Select Page

In October Oli undertook a two week trip to South Africa to survey apple orchards during blossom, in support of Innovate UK project number 104610. Here’s how he got on.

I began my surveying in Ceres and the Koue Bokkeveld, where I was lucky to find several Gala orchards that had not yet dropped all of their blossoms. My first surprise was just how big South African trees are! Being closer to the equator, South Africa receives much more sunlight than the UK, which allows commercial trees on dwarfing rootstocks to grow up to 4 or even 5 metres if not kept in check. I visited several orchards with 2-3 year old new trees that were larger than established orchards back in England. In particular I visited one Golden Delicious orchard planted in the mid 1990s that had 4 metre trees with trunks over 20cm in diameter – they looked less like fruit trees and more like solid columns of bloom and leaf!
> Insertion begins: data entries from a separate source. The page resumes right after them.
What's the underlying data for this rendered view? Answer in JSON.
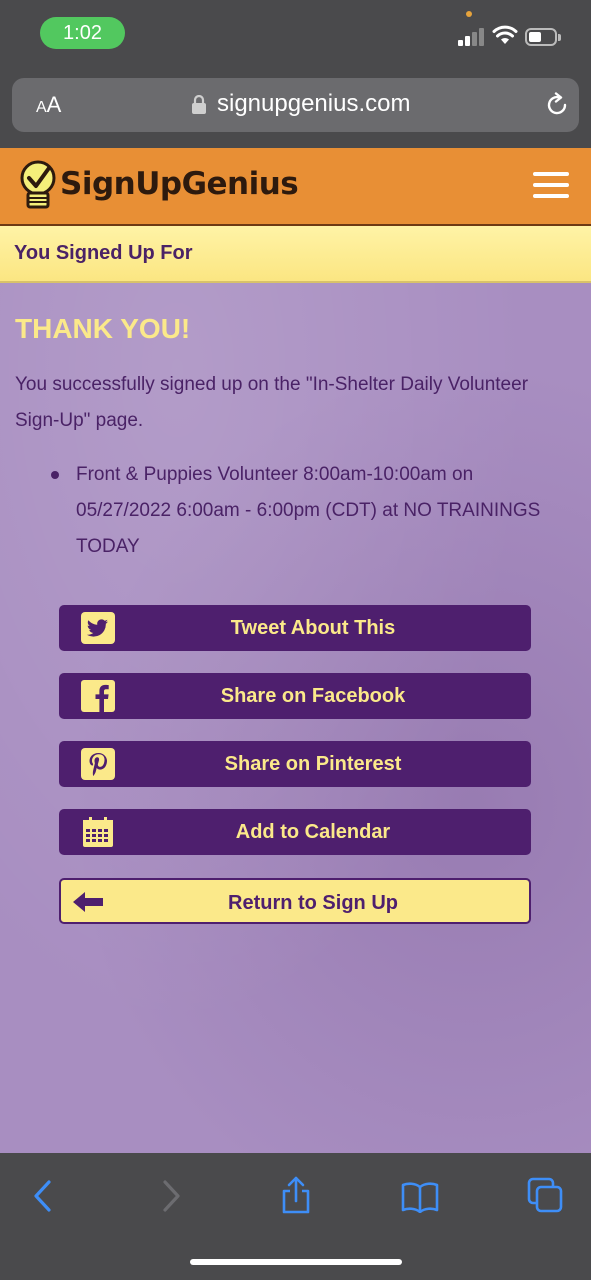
{
  "status_bar": {
    "time": "1:02"
  },
  "browser": {
    "text_size_label_small": "A",
    "text_size_label_large": "A",
    "url": "signupgenius.com"
  },
  "site": {
    "logo_text": "SignUpGenius",
    "section_title": "You Signed Up For"
  },
  "confirmation": {
    "heading": "THANK YOU!",
    "message": "You successfully signed up on the \"In-Shelter Daily Volunteer Sign-Up\" page.",
    "items": [
      "Front & Puppies Volunteer 8:00am-10:00am on 05/27/2022 6:00am - 6:00pm (CDT) at NO TRAININGS TODAY"
    ]
  },
  "actions": {
    "tweet": "Tweet About This",
    "facebook": "Share on Facebook",
    "pinterest": "Share on Pinterest",
    "calendar": "Add to Calendar",
    "return": "Return to Sign Up"
  },
  "colors": {
    "header_orange": "#e88f35",
    "brand_purple": "#4e1f6e",
    "accent_yellow": "#fbe98a",
    "content_bg": "#a88ec1",
    "ios_blue": "#3e8ef7"
  }
}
After a successful few days surveying in Ceres, I headed south to the Grabouw area where I had been told the trees were still in bloom. Whereas the Koue Bokkeveld farms are arranged in huge neat grids, the Grabouw orchards are more irregular in shape and (it seems) always on the side of a very steep hill. For these surveys I based myself back in the town of Stellenbosch, which meant dodging troops of baboons on the R45 road every morning on the way to the farms. Grabouw yielded more surveys of Gala, Pink Lady and Kanzi trees.

By the middle of my second week, it was time to admit that the 2019 blossom period was now well and truly over. I had gathered several excellent datasets, plenty to keep the project going until spring in the northern hemisphere when we could survey with more with our UK partner farms. As I had a few days to spare before my flight home, I was able to see some of the sights of Cape Town. Highlights were the brightly coloured houses of the Bo Kaap district, a delicious meal at the Shortmarket Club (thank you Yagro!) and the drive from City Bowl down to Camps Bay and Llandudno. But the pinnacle of the trip was a visit to the penguin colony at Boulder Beach. The beach is a protected nature reserve, but for a small entrance fee you can walk along the raised walkways and see the penguins nesting under the trees or sunbathing on the beach’s boulders. They are very very cute, but also very very smelly…
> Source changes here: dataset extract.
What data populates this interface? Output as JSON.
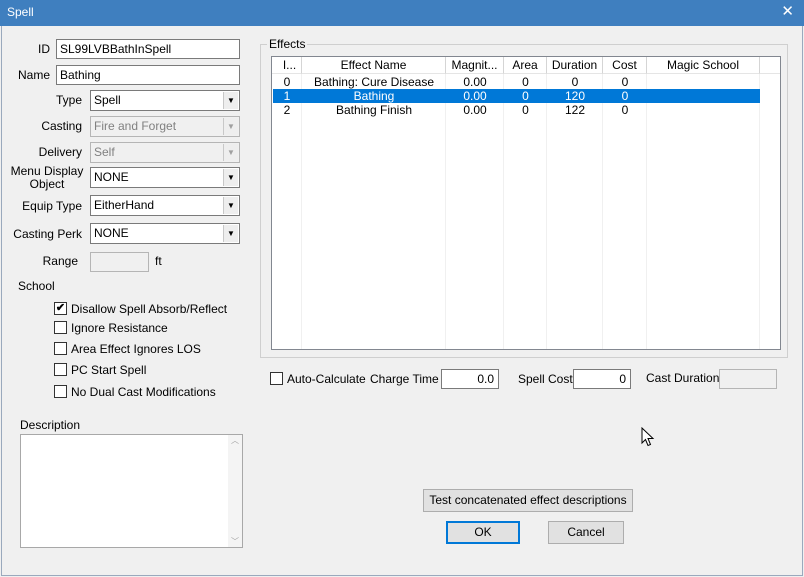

While South African agriculture is facing a wide range of pressures both natural and manmade, I found the fruit sector to be vibrant, forward thinking and open to new ideas. A two hour time difference to the UK, a warm welcome and great food mean Outfield will certainly be back in South Africa soon!